U.S. modelled solar system costs in Q4
(Click image to enlarge)
Source: Wood Mackenzie/SEIA US Solar Market Insight, March 2022.
The current federal land rent regime was introduced by the Obama administration in 2016 to keep rates in line with nearby agricultural land values but developers say the costs are prohibitively high and should be brought in line with private lands.
The bureau should change acreage rents to reflect fair market value and scrap federal royalty fees, known as MW capacity fees, that are not required on private projects, Tom Vinson, Vice President for Federal Regulatory Affairs at industry group American Clean Power (ACP), told Reuters Events in September.
Solar and wind projects can face delays in other areas of the permitting process and the federal government may find these processes harder to streamline, warned Linda Bullen, an attorney specialising in renewable energy, environmental law and federal legislation.
In one example, the Trump administration issued a target of two years to complete environmental impact statements but this resulted in the BLM requiring more studies ahead of the environmental assessment process and having little impact on overall permitting timelines, Bullen said.
A major factor has been a shortage of trained staff to process applications and the BLM’s latest hiring initiative could have a notable impact going into next year.
BLM is currently hiring around 60 internal staff to support new renewable energy coordination offices and aims to have "most onboard by the end of 2022," a BLM spokesperson said.
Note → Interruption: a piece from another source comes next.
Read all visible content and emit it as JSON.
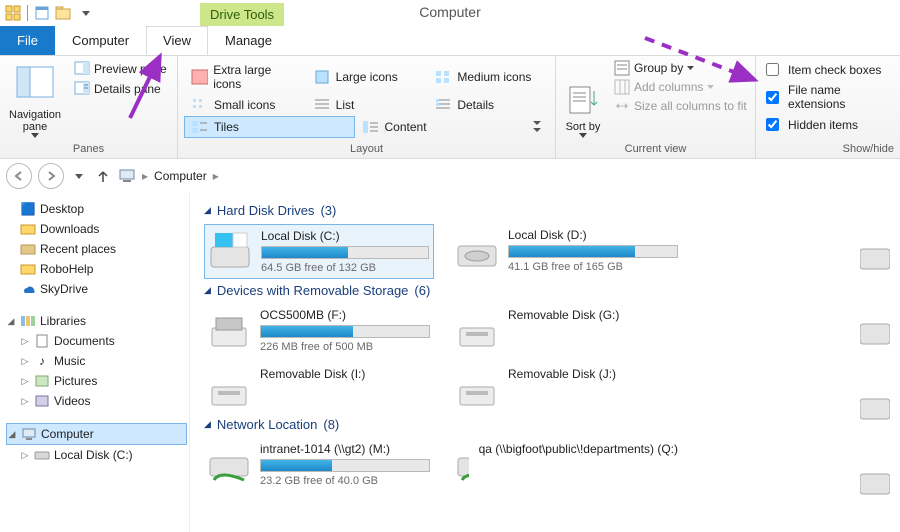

President Biden’s 2023 budget request includes an additional $11 million to support siting and leasing of renewable energy projects and transmissions lines.
A BLM review in 2021 found that an additional 56 full time employees were needed to “substantially improve permitting coordination," but noted more would be required if project applications increase.
Reporting by Neil Ford
Editing by Robin Sayles